Your goal
Using the records below, find every line that includes "xlsx" and copy it.
[Source data]
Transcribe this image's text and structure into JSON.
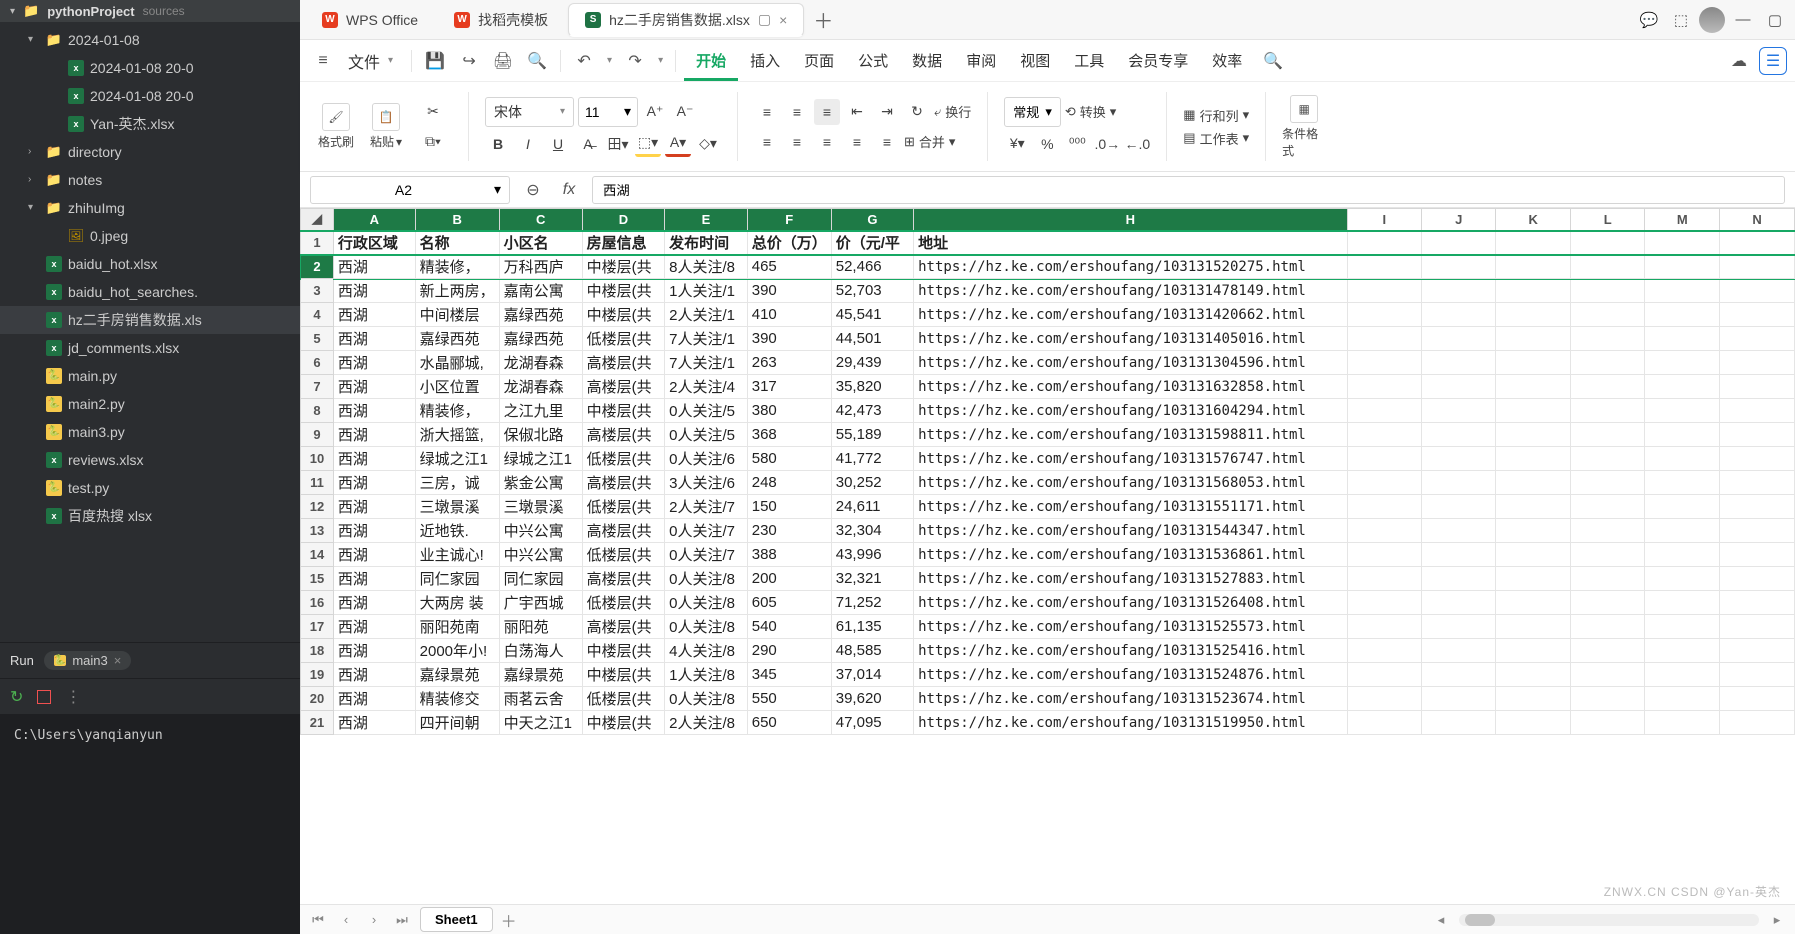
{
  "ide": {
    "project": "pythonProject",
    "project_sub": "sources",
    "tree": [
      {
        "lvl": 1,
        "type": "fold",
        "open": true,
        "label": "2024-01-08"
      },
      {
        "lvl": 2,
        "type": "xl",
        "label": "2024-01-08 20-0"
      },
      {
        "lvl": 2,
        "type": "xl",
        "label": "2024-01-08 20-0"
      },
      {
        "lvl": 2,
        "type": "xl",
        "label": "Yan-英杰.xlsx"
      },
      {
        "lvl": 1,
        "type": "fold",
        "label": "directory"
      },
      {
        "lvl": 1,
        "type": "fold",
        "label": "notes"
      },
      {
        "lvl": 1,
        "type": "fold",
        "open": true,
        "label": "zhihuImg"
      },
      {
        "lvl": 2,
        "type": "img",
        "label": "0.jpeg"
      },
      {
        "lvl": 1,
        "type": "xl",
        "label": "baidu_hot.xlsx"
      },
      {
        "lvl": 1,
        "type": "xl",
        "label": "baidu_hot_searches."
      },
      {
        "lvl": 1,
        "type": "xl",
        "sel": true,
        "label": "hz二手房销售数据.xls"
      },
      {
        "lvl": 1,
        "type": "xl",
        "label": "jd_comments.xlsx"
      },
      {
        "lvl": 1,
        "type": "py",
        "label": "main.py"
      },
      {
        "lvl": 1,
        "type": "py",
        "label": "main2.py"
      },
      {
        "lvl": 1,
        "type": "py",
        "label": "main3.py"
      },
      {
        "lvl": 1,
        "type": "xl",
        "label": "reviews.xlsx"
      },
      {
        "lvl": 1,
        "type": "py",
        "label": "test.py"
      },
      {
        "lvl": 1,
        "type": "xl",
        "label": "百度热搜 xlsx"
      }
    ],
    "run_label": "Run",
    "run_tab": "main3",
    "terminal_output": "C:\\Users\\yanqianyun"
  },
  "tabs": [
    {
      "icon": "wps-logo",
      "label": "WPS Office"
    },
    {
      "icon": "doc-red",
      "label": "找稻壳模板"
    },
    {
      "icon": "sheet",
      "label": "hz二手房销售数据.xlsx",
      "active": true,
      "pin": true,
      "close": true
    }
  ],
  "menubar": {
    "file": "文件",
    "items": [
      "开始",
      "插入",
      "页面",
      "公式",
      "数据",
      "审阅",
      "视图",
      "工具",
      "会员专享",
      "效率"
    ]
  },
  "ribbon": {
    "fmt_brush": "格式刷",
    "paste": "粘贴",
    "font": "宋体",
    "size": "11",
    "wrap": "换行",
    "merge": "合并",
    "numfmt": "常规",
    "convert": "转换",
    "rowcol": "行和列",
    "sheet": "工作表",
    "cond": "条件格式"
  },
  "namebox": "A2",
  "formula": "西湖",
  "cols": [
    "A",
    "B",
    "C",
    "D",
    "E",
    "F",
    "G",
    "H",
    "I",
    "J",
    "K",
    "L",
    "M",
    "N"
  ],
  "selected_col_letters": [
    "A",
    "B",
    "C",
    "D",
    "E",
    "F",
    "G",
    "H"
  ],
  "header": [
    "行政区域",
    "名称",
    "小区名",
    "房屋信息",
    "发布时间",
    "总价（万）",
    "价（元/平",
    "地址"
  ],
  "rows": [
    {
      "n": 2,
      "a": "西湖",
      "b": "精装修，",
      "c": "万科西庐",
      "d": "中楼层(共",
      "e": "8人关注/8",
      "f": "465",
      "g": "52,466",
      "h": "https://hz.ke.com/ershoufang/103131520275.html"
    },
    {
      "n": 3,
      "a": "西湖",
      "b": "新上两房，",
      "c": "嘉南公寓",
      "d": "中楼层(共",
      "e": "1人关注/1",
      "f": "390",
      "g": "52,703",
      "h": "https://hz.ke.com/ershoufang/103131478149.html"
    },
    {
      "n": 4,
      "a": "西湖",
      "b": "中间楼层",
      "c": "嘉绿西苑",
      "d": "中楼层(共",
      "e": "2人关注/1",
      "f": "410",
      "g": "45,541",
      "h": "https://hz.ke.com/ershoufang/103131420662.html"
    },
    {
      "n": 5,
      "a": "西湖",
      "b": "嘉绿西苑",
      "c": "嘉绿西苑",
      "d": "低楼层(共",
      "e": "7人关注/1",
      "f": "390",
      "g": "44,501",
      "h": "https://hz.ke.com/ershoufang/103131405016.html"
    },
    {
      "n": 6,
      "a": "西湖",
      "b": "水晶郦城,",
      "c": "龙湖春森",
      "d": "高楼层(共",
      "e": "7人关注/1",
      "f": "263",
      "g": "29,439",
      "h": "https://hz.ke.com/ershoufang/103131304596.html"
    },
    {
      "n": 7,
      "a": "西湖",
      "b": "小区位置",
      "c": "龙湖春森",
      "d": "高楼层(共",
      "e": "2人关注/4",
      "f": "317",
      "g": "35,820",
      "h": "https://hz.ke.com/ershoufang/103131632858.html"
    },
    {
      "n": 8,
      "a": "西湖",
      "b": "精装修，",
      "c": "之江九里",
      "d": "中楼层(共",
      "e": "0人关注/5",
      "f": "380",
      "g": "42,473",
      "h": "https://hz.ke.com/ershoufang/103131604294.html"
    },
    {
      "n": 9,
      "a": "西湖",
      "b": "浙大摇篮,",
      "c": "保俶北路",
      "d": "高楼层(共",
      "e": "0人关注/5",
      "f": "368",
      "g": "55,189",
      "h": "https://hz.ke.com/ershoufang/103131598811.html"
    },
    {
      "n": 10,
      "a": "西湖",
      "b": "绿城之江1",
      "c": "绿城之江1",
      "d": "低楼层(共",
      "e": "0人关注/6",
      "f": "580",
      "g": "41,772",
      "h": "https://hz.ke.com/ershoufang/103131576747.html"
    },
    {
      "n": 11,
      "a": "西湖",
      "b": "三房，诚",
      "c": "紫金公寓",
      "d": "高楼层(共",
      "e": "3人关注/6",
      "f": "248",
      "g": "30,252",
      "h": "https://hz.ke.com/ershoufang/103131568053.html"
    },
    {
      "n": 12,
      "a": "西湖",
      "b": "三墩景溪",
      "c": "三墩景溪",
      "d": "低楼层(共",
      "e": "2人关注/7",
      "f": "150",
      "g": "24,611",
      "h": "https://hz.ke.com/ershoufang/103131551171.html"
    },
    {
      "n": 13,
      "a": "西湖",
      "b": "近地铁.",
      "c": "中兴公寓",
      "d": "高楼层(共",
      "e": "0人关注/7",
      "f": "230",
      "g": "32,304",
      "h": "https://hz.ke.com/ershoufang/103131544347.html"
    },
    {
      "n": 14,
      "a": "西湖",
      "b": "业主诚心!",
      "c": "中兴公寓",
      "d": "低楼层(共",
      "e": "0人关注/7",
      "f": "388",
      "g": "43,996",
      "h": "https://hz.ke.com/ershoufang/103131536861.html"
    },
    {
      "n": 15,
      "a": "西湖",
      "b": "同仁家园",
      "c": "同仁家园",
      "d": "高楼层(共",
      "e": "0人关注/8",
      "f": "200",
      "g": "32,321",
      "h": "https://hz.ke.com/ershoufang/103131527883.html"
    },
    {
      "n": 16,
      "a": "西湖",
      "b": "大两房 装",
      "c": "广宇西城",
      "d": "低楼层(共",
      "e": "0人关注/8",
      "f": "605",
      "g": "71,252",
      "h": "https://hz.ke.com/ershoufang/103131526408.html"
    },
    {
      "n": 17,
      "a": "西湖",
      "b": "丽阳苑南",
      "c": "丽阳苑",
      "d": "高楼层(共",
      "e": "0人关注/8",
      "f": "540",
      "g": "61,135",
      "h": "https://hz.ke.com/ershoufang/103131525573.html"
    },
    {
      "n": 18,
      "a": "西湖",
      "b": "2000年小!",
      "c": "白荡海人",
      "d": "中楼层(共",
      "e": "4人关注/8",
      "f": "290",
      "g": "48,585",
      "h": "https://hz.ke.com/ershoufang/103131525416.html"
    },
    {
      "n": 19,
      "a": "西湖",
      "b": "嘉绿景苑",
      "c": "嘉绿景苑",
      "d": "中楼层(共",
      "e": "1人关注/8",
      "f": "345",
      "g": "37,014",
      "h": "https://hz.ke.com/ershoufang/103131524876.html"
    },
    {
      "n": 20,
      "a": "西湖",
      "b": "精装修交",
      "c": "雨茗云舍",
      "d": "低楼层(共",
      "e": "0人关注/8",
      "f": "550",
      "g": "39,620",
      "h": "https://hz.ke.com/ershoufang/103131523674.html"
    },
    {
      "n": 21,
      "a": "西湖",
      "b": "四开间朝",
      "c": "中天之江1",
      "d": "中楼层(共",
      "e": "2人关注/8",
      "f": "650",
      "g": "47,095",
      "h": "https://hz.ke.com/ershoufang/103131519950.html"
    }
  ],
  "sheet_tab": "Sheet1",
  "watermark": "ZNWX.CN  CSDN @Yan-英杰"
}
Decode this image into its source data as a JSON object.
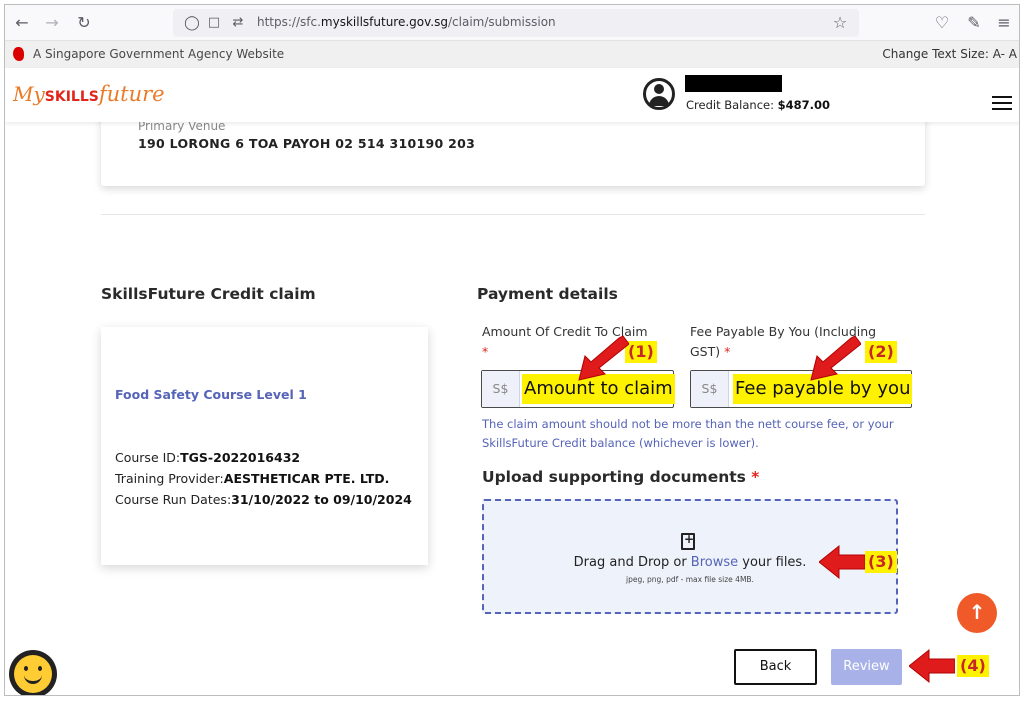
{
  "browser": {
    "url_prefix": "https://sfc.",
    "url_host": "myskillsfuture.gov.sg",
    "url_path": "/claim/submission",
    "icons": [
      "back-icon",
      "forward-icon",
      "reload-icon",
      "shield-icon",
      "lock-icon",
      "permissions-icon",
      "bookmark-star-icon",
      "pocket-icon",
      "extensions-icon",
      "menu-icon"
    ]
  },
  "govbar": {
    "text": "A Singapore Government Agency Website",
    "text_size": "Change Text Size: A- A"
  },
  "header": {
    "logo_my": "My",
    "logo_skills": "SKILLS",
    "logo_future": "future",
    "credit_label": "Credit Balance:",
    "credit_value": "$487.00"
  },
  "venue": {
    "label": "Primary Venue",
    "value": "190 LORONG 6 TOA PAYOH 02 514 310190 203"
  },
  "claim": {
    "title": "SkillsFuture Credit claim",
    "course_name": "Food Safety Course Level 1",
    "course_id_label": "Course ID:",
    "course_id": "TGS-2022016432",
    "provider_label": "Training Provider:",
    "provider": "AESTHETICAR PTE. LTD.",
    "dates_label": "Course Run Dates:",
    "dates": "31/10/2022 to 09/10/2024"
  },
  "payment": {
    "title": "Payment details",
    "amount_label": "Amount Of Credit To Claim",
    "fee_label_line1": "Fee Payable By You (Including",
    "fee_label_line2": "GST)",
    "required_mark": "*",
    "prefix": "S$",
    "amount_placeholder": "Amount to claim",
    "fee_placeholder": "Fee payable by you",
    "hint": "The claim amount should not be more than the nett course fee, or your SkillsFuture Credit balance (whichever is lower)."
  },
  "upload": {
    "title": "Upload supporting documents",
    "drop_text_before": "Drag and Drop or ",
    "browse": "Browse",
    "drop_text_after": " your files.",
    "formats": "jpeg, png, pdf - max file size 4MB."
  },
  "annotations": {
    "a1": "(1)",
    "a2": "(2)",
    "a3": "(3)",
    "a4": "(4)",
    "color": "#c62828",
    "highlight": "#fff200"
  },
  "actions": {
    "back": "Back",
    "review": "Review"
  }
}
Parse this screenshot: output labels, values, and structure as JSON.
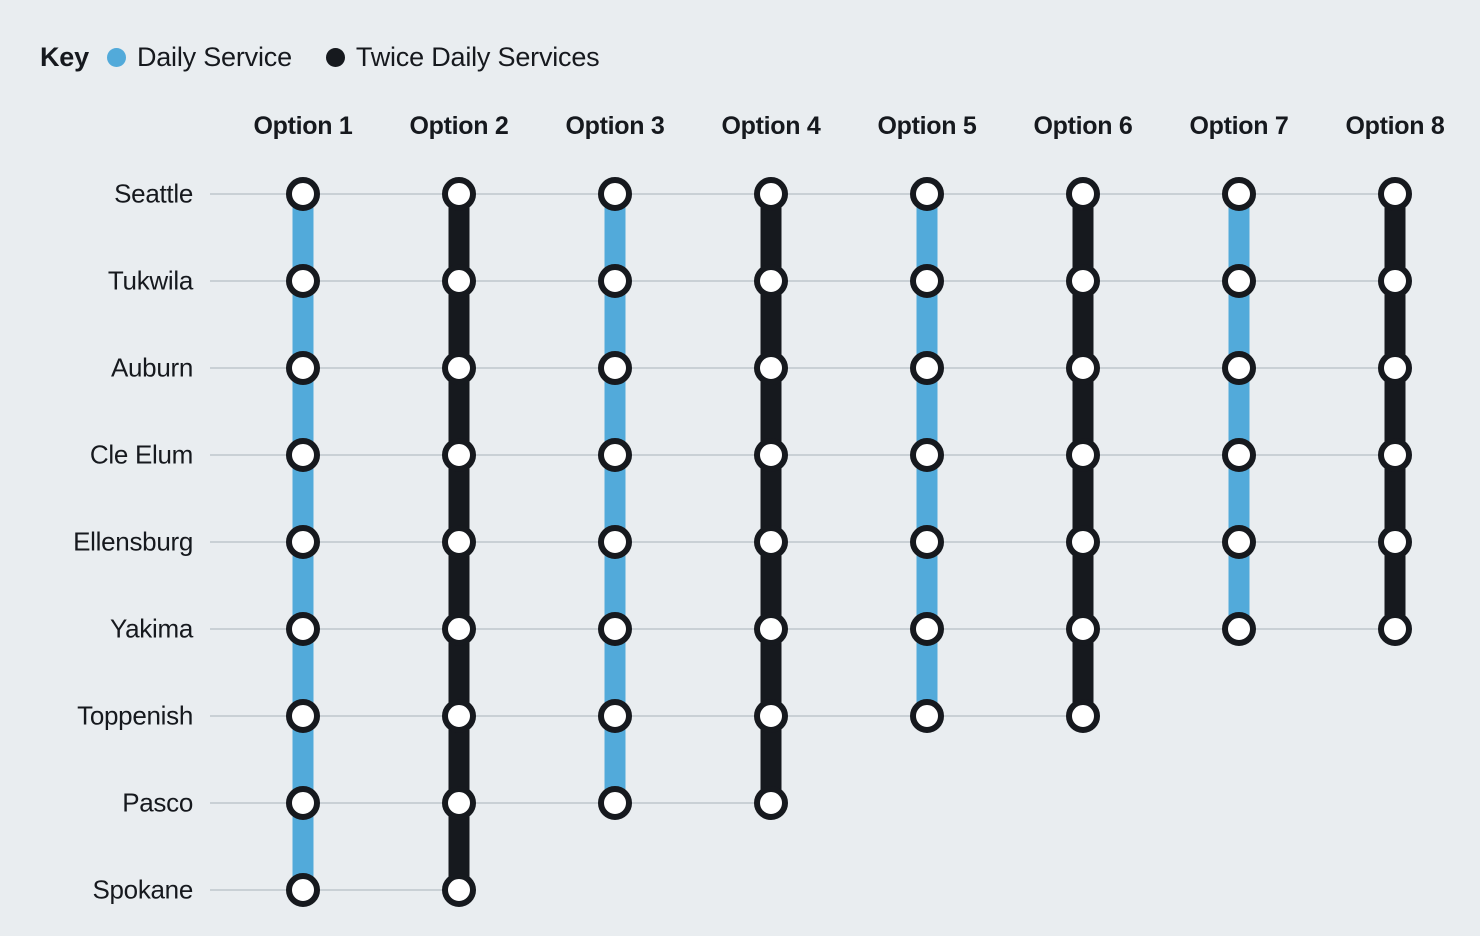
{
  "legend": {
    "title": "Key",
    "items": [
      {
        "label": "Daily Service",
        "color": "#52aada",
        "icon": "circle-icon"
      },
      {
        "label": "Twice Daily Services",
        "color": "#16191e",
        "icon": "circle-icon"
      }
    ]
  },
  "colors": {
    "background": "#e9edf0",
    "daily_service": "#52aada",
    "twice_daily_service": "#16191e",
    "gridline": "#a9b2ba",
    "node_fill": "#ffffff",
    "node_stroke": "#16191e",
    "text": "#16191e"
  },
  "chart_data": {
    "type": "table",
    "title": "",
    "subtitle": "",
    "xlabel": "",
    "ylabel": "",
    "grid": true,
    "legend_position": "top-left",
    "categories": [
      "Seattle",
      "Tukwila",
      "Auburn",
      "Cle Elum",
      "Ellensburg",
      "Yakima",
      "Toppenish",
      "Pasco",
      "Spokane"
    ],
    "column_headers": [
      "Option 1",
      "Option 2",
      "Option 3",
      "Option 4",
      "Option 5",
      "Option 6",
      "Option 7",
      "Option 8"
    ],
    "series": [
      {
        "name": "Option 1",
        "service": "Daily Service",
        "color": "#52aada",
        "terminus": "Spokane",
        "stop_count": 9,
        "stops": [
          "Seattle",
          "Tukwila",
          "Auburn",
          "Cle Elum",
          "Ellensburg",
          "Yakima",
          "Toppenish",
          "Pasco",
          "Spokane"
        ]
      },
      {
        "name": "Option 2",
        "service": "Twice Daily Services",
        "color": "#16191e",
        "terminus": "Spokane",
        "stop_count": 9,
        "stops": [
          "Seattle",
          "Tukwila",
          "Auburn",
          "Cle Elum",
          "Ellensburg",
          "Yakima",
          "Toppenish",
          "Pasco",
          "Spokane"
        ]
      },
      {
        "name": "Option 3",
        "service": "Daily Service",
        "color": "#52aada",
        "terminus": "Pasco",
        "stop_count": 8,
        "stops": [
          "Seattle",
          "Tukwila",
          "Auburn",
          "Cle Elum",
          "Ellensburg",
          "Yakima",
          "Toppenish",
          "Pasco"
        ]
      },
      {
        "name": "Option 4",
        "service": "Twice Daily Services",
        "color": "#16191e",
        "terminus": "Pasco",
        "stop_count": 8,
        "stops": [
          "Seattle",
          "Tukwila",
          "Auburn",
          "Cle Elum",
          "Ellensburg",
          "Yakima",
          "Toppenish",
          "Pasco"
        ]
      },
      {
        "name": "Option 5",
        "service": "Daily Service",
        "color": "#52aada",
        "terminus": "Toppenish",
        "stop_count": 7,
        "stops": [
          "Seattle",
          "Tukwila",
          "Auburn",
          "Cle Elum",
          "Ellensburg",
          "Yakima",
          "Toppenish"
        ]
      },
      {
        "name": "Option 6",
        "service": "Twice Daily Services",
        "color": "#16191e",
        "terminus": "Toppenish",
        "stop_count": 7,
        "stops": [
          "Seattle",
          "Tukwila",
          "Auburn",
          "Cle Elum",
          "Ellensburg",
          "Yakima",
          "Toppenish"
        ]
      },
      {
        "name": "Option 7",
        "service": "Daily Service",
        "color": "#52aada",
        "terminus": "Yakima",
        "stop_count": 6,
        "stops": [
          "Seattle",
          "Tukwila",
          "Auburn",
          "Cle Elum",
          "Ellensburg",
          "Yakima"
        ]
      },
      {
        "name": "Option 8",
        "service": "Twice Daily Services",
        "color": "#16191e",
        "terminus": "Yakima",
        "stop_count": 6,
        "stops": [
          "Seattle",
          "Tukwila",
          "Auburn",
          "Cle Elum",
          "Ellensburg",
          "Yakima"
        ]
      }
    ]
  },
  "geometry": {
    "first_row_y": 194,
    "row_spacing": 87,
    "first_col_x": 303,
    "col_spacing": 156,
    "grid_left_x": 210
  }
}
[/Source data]
Task result
        "label": "Yan-英杰.xlsx"
        "label": "baidu_hot.xlsx"
        "label": "jd_comments.xlsx"
        "label": "reviews.xlsx"
        "label": "百度热搜 xlsx"
      "label": "hz二手房销售数据.xlsx",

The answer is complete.